What is required: Begin at the line that contains "Extract the structured" and repeat every line from there to the end of the records below, inclusive, without adding any other line.
╭─ Data for the task
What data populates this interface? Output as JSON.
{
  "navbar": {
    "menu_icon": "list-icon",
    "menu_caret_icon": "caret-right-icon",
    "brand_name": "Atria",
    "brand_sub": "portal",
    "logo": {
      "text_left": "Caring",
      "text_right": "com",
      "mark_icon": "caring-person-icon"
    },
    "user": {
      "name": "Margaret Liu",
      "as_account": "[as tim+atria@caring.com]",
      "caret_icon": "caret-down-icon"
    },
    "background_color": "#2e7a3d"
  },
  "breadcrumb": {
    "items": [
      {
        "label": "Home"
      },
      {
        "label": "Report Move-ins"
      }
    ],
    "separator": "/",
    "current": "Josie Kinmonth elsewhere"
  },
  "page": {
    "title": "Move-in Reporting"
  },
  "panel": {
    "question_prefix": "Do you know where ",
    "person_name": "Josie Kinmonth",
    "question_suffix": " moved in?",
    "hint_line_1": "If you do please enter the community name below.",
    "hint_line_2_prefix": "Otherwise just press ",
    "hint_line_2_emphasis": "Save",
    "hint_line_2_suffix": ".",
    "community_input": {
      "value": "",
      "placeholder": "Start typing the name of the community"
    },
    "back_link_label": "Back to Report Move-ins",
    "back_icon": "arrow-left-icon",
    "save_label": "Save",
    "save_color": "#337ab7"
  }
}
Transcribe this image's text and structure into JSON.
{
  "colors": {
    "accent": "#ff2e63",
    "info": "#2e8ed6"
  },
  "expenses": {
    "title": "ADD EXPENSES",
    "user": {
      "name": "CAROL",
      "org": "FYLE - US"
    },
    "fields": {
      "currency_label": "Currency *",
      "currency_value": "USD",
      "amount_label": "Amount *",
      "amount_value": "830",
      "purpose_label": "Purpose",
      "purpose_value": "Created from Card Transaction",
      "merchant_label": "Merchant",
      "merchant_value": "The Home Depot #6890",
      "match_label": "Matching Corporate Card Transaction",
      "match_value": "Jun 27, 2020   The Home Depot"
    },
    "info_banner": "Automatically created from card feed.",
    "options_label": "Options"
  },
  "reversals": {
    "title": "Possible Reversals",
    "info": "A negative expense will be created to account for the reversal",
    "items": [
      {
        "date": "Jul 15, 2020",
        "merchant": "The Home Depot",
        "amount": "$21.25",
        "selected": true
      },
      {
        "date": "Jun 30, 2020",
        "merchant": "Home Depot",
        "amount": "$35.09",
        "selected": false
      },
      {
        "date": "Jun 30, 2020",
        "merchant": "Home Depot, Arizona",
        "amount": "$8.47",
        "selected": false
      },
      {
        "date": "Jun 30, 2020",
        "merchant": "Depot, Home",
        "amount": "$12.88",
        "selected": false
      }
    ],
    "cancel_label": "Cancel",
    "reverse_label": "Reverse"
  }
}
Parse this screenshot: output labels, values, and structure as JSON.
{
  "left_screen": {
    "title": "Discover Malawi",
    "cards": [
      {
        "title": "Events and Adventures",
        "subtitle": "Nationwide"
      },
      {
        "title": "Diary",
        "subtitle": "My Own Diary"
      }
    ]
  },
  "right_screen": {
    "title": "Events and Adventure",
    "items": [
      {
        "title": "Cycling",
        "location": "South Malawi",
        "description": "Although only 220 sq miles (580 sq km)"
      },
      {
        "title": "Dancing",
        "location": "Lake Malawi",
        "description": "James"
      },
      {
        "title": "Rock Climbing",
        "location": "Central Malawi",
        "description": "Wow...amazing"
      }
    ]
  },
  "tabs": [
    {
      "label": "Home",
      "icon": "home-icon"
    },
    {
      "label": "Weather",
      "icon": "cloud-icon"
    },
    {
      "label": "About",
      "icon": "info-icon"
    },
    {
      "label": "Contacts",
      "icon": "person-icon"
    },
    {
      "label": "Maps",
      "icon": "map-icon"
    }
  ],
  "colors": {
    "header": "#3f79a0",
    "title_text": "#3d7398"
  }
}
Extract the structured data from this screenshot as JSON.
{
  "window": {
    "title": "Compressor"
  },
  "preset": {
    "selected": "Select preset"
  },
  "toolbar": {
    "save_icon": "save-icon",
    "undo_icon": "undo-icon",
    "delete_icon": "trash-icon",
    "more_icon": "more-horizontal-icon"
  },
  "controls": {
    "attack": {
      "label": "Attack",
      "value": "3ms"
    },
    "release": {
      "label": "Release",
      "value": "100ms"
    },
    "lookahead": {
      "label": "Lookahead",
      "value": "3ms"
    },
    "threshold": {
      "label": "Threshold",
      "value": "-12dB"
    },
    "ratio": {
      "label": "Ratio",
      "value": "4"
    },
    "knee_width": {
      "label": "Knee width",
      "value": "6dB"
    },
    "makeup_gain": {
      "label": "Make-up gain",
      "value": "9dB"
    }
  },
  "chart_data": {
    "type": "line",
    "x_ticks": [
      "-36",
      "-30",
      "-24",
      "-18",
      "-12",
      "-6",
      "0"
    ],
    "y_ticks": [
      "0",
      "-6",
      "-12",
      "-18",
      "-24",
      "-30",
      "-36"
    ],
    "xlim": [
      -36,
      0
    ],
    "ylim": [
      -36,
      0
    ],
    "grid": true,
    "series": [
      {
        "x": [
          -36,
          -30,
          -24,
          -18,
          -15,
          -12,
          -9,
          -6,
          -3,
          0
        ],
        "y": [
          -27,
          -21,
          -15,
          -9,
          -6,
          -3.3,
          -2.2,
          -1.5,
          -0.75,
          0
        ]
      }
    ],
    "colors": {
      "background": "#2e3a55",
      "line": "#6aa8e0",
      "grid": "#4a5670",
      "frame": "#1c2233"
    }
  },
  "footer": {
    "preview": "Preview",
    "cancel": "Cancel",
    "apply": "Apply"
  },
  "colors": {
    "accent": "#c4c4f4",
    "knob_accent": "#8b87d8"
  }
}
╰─
Task result:
Extract the structured data from this screenshot as JSON.
{
  "window": {
    "title": "Compressor"
  },
  "preset": {
    "selected": "Select preset"
  },
  "toolbar": {
    "save_icon": "save-icon",
    "undo_icon": "undo-icon",
    "delete_icon": "trash-icon",
    "more_icon": "more-horizontal-icon"
  },
  "controls": {
    "attack": {
      "label": "Attack",
      "value": "3ms"
    },
    "release": {
      "label": "Release",
      "value": "100ms"
    },
    "lookahead": {
      "label": "Lookahead",
      "value": "3ms"
    },
    "threshold": {
      "label": "Threshold",
      "value": "-12dB"
    },
    "ratio": {
      "label": "Ratio",
      "value": "4"
    },
    "knee_width": {
      "label": "Knee width",
      "value": "6dB"
    },
    "makeup_gain": {
      "label": "Make-up gain",
      "value": "9dB"
    }
  },
  "chart_data": {
    "type": "line",
    "x_ticks": [
      "-36",
      "-30",
      "-24",
      "-18",
      "-12",
      "-6",
      "0"
    ],
    "y_ticks": [
      "0",
      "-6",
      "-12",
      "-18",
      "-24",
      "-30",
      "-36"
    ],
    "xlim": [
      -36,
      0
    ],
    "ylim": [
      -36,
      0
    ],
    "grid": true,
    "series": [
      {
        "x": [
          -36,
          -30,
          -24,
          -18,
          -15,
          -12,
          -9,
          -6,
          -3,
          0
        ],
        "y": [
          -27,
          -21,
          -15,
          -9,
          -6,
          -3.3,
          -2.2,
          -1.5,
          -0.75,
          0
        ]
      }
    ],
    "colors": {
      "background": "#2e3a55",
      "line": "#6aa8e0",
      "grid": "#4a5670",
      "frame": "#1c2233"
    }
  },
  "footer": {
    "preview": "Preview",
    "cancel": "Cancel",
    "apply": "Apply"
  },
  "colors": {
    "accent": "#c4c4f4",
    "knob_accent": "#8b87d8"
  }
}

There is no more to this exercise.